From the entries that follow, report every line in which "SOLIDWORKS" occurs.

============

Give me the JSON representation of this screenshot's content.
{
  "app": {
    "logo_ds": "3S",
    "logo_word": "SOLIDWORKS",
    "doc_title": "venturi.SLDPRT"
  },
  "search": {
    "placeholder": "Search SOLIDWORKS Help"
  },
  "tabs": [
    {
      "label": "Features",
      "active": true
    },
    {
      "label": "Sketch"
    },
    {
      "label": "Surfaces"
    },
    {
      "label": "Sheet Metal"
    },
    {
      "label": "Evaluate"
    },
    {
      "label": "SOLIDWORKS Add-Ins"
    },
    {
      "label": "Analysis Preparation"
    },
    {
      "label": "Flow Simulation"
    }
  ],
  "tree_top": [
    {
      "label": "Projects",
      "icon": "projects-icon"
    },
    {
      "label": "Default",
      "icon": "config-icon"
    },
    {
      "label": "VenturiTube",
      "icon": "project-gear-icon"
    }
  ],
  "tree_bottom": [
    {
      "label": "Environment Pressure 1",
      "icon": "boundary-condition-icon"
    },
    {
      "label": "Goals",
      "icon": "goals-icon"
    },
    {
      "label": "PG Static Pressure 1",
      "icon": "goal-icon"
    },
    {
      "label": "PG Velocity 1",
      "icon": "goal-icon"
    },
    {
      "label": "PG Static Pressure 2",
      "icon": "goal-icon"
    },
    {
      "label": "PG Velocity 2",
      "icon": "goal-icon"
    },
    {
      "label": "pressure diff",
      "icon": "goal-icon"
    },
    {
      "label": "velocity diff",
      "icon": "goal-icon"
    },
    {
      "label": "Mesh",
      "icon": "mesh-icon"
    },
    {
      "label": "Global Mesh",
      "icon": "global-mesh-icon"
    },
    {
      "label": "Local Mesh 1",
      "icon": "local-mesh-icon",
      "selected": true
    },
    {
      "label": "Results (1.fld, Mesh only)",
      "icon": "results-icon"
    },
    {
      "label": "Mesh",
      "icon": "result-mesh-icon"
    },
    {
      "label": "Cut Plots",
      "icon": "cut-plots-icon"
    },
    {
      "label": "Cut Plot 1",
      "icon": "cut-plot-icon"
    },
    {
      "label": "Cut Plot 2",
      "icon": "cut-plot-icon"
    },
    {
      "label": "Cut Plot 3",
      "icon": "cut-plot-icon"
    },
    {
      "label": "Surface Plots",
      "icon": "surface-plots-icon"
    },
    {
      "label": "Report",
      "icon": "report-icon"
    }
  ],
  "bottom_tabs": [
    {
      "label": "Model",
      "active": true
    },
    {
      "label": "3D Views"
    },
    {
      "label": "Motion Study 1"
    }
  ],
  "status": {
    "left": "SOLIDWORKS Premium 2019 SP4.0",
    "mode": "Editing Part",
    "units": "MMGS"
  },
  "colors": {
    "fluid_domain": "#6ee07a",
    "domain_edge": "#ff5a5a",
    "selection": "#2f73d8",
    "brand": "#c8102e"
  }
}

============

§ Task solution:
    "logo_word": "SOLIDWORKS",
    "placeholder": "Search SOLIDWORKS Help"
      "label": "SOLIDWORKS Add-Ins"
    "left": "SOLIDWORKS Premium 2019 SP4.0",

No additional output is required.